:: Exercise instructions ::
I would like each line of the data that holds the word "icon" copied out.

:: Records ::
****************************************

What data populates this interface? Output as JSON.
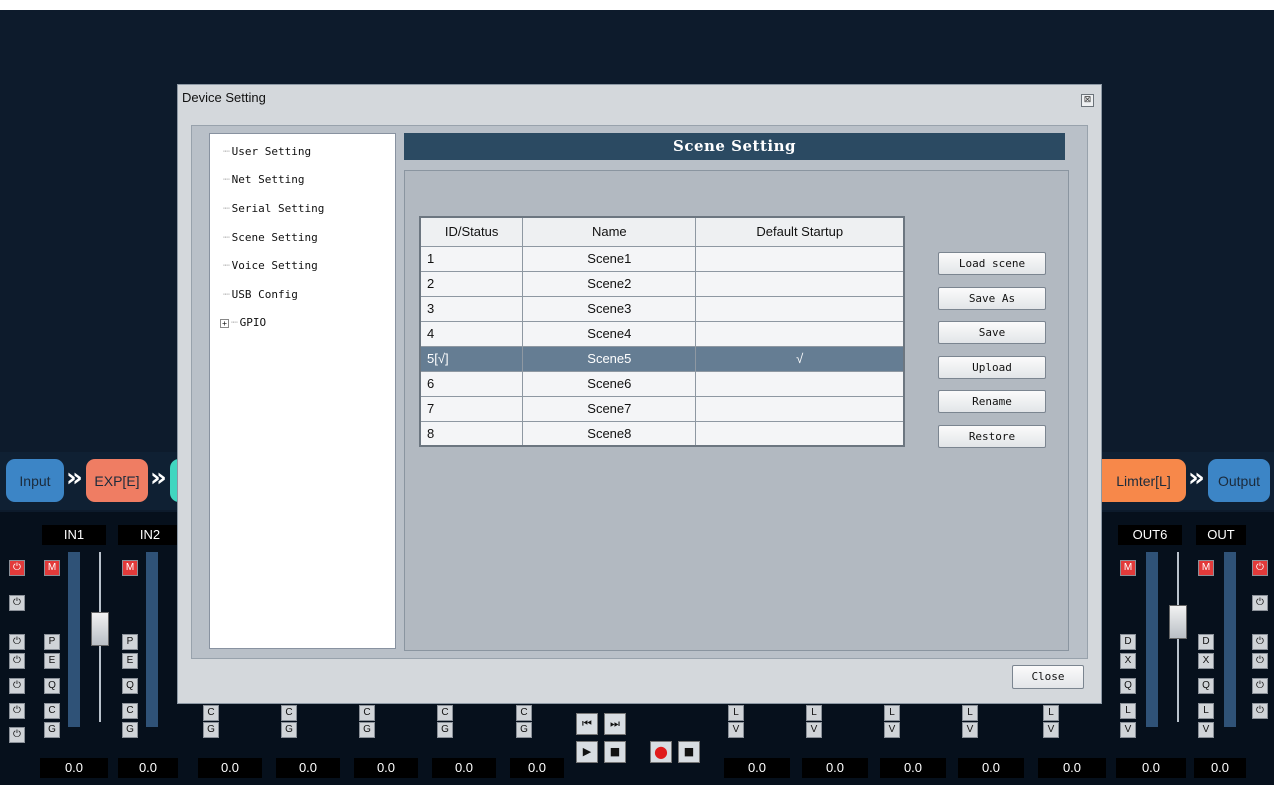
{
  "dialog": {
    "title": "Device Setting",
    "close_x": "⊠",
    "close_button": "Close"
  },
  "tree": {
    "items": [
      {
        "label": "User Setting"
      },
      {
        "label": "Net Setting"
      },
      {
        "label": "Serial Setting"
      },
      {
        "label": "Scene Setting"
      },
      {
        "label": "Voice Setting"
      },
      {
        "label": "USB Config"
      },
      {
        "label": "GPIO",
        "expander": "+"
      }
    ]
  },
  "panel": {
    "title": "Scene Setting",
    "columns": [
      "ID/Status",
      "Name",
      "Default Startup"
    ],
    "rows": [
      {
        "id": "1",
        "name": "Scene1",
        "default": ""
      },
      {
        "id": "2",
        "name": "Scene2",
        "default": ""
      },
      {
        "id": "3",
        "name": "Scene3",
        "default": ""
      },
      {
        "id": "4",
        "name": "Scene4",
        "default": ""
      },
      {
        "id": "5[√]",
        "name": "Scene5",
        "default": "√"
      },
      {
        "id": "6",
        "name": "Scene6",
        "default": ""
      },
      {
        "id": "7",
        "name": "Scene7",
        "default": ""
      },
      {
        "id": "8",
        "name": "Scene8",
        "default": ""
      }
    ],
    "buttons": {
      "load": "Load scene",
      "save_as": "Save As",
      "save": "Save",
      "upload": "Upload",
      "rename": "Rename",
      "restore": "Restore"
    }
  },
  "flow": {
    "input": "Input",
    "exp": "EXP[E]",
    "limiter": "Limter[L]",
    "output": "Output",
    "arrow": "»"
  },
  "mixer": {
    "channels": {
      "in1": "IN1",
      "in2": "IN2",
      "out6": "OUT6",
      "out7": "OUT"
    },
    "value": "0.0",
    "scale": {
      "top": "24",
      "mid": "0",
      "low": "-24",
      "bottom": "-60"
    },
    "button_letters": {
      "mute": "M",
      "p": "P",
      "e": "E",
      "q": "Q",
      "c": "C",
      "g": "G",
      "d": "D",
      "x": "X",
      "l": "L",
      "v": "V"
    },
    "transport": {
      "prev": "⏮",
      "next": "⏭",
      "play": "▶",
      "stop": "■",
      "record": "●"
    }
  },
  "colors": {
    "input_block": "#3c85c6",
    "exp_block": "#ef7d63",
    "limiter_block": "#f7884a",
    "output_block": "#3c85c6",
    "header_bar": "#2b4a62",
    "selected_row": "#657d93"
  }
}
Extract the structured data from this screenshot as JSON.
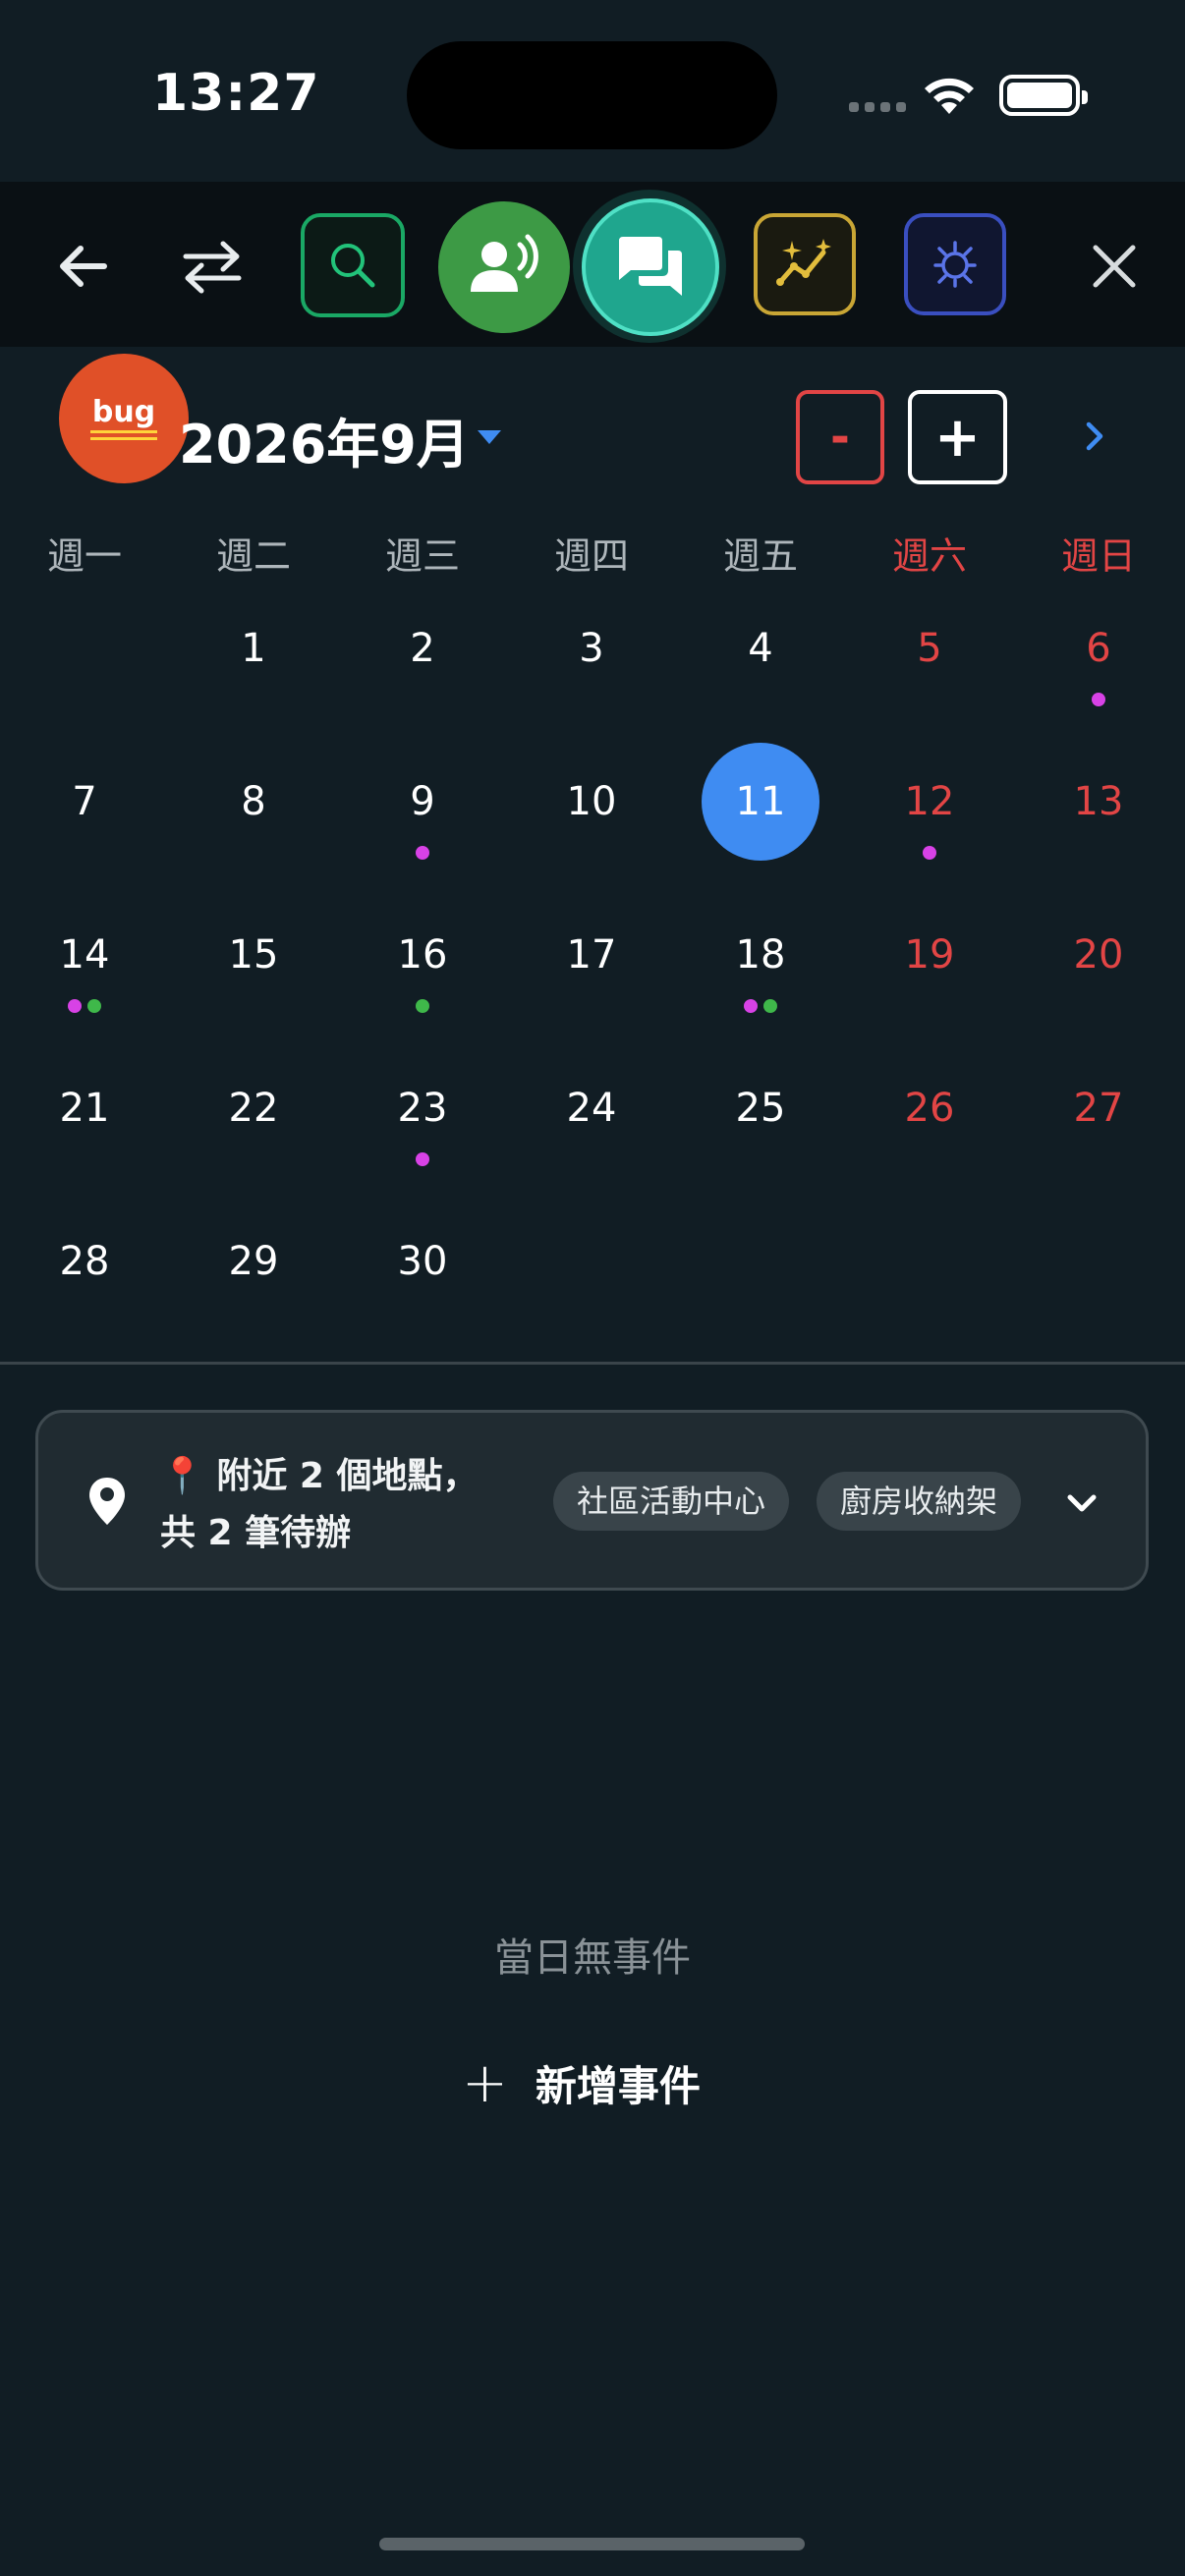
{
  "status_bar": {
    "time": "13:27"
  },
  "toolbar": {
    "buttons": [
      {
        "name": "back",
        "icon": "arrow-left-icon"
      },
      {
        "name": "swap",
        "icon": "swap-arrows-icon"
      },
      {
        "name": "search",
        "icon": "search-icon"
      },
      {
        "name": "voice",
        "icon": "voice-user-icon"
      },
      {
        "name": "chat",
        "icon": "chat-icon",
        "active": true
      },
      {
        "name": "trend",
        "icon": "sparkle-trend-icon"
      },
      {
        "name": "debug",
        "icon": "bug-icon"
      },
      {
        "name": "close",
        "icon": "close-icon"
      }
    ],
    "colors": {
      "search": "#1aa865",
      "voice": "#3d9a45",
      "chat": "#1fa68e",
      "trend": "#c9a635",
      "debug": "#3a4fc0"
    }
  },
  "header": {
    "badge_label": "bug",
    "month_title": "2026年9月",
    "minus_label": "-",
    "plus_label": "+"
  },
  "calendar": {
    "weekdays": [
      "週一",
      "週二",
      "週三",
      "週四",
      "週五",
      "週六",
      "週日"
    ],
    "selected_day": 11,
    "days": [
      {
        "d": "1",
        "col": 1,
        "row": 0,
        "dots": []
      },
      {
        "d": "2",
        "col": 2,
        "row": 0,
        "dots": []
      },
      {
        "d": "3",
        "col": 3,
        "row": 0,
        "dots": []
      },
      {
        "d": "4",
        "col": 4,
        "row": 0,
        "dots": []
      },
      {
        "d": "5",
        "col": 5,
        "row": 0,
        "dots": []
      },
      {
        "d": "6",
        "col": 6,
        "row": 0,
        "dots": [
          "magenta"
        ]
      },
      {
        "d": "7",
        "col": 0,
        "row": 1,
        "dots": []
      },
      {
        "d": "8",
        "col": 1,
        "row": 1,
        "dots": []
      },
      {
        "d": "9",
        "col": 2,
        "row": 1,
        "dots": [
          "magenta"
        ]
      },
      {
        "d": "10",
        "col": 3,
        "row": 1,
        "dots": []
      },
      {
        "d": "11",
        "col": 4,
        "row": 1,
        "dots": []
      },
      {
        "d": "12",
        "col": 5,
        "row": 1,
        "dots": [
          "magenta"
        ]
      },
      {
        "d": "13",
        "col": 6,
        "row": 1,
        "dots": []
      },
      {
        "d": "14",
        "col": 0,
        "row": 2,
        "dots": [
          "magenta",
          "green"
        ]
      },
      {
        "d": "15",
        "col": 1,
        "row": 2,
        "dots": []
      },
      {
        "d": "16",
        "col": 2,
        "row": 2,
        "dots": [
          "green"
        ]
      },
      {
        "d": "17",
        "col": 3,
        "row": 2,
        "dots": []
      },
      {
        "d": "18",
        "col": 4,
        "row": 2,
        "dots": [
          "magenta",
          "green"
        ]
      },
      {
        "d": "19",
        "col": 5,
        "row": 2,
        "dots": []
      },
      {
        "d": "20",
        "col": 6,
        "row": 2,
        "dots": []
      },
      {
        "d": "21",
        "col": 0,
        "row": 3,
        "dots": []
      },
      {
        "d": "22",
        "col": 1,
        "row": 3,
        "dots": []
      },
      {
        "d": "23",
        "col": 2,
        "row": 3,
        "dots": [
          "magenta"
        ]
      },
      {
        "d": "24",
        "col": 3,
        "row": 3,
        "dots": []
      },
      {
        "d": "25",
        "col": 4,
        "row": 3,
        "dots": []
      },
      {
        "d": "26",
        "col": 5,
        "row": 3,
        "dots": []
      },
      {
        "d": "27",
        "col": 6,
        "row": 3,
        "dots": []
      },
      {
        "d": "28",
        "col": 0,
        "row": 4,
        "dots": []
      },
      {
        "d": "29",
        "col": 1,
        "row": 4,
        "dots": []
      },
      {
        "d": "30",
        "col": 2,
        "row": 4,
        "dots": []
      }
    ],
    "colors": {
      "weekend": "#e24545",
      "selected": "#3f8cf2",
      "dot_magenta": "#d842e6",
      "dot_green": "#3fb84a"
    }
  },
  "location_card": {
    "emoji": "📍",
    "line1": "附近 2 個地點，",
    "line2": "共 2 筆待辦",
    "chips": [
      "社區活動中心",
      "廚房收納架"
    ]
  },
  "empty_state": {
    "message": "當日無事件",
    "add_plus": "+",
    "add_label": "新增事件"
  }
}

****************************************

:: Output for this task ::
        "icon": "arrow-left-icon"
        "icon": "swap-arrows-icon"
        "icon": "search-icon"
        "icon": "voice-user-icon"
        "icon": "chat-icon",
        "icon": "sparkle-trend-icon"
        "icon": "bug-icon"
        "icon": "close-icon"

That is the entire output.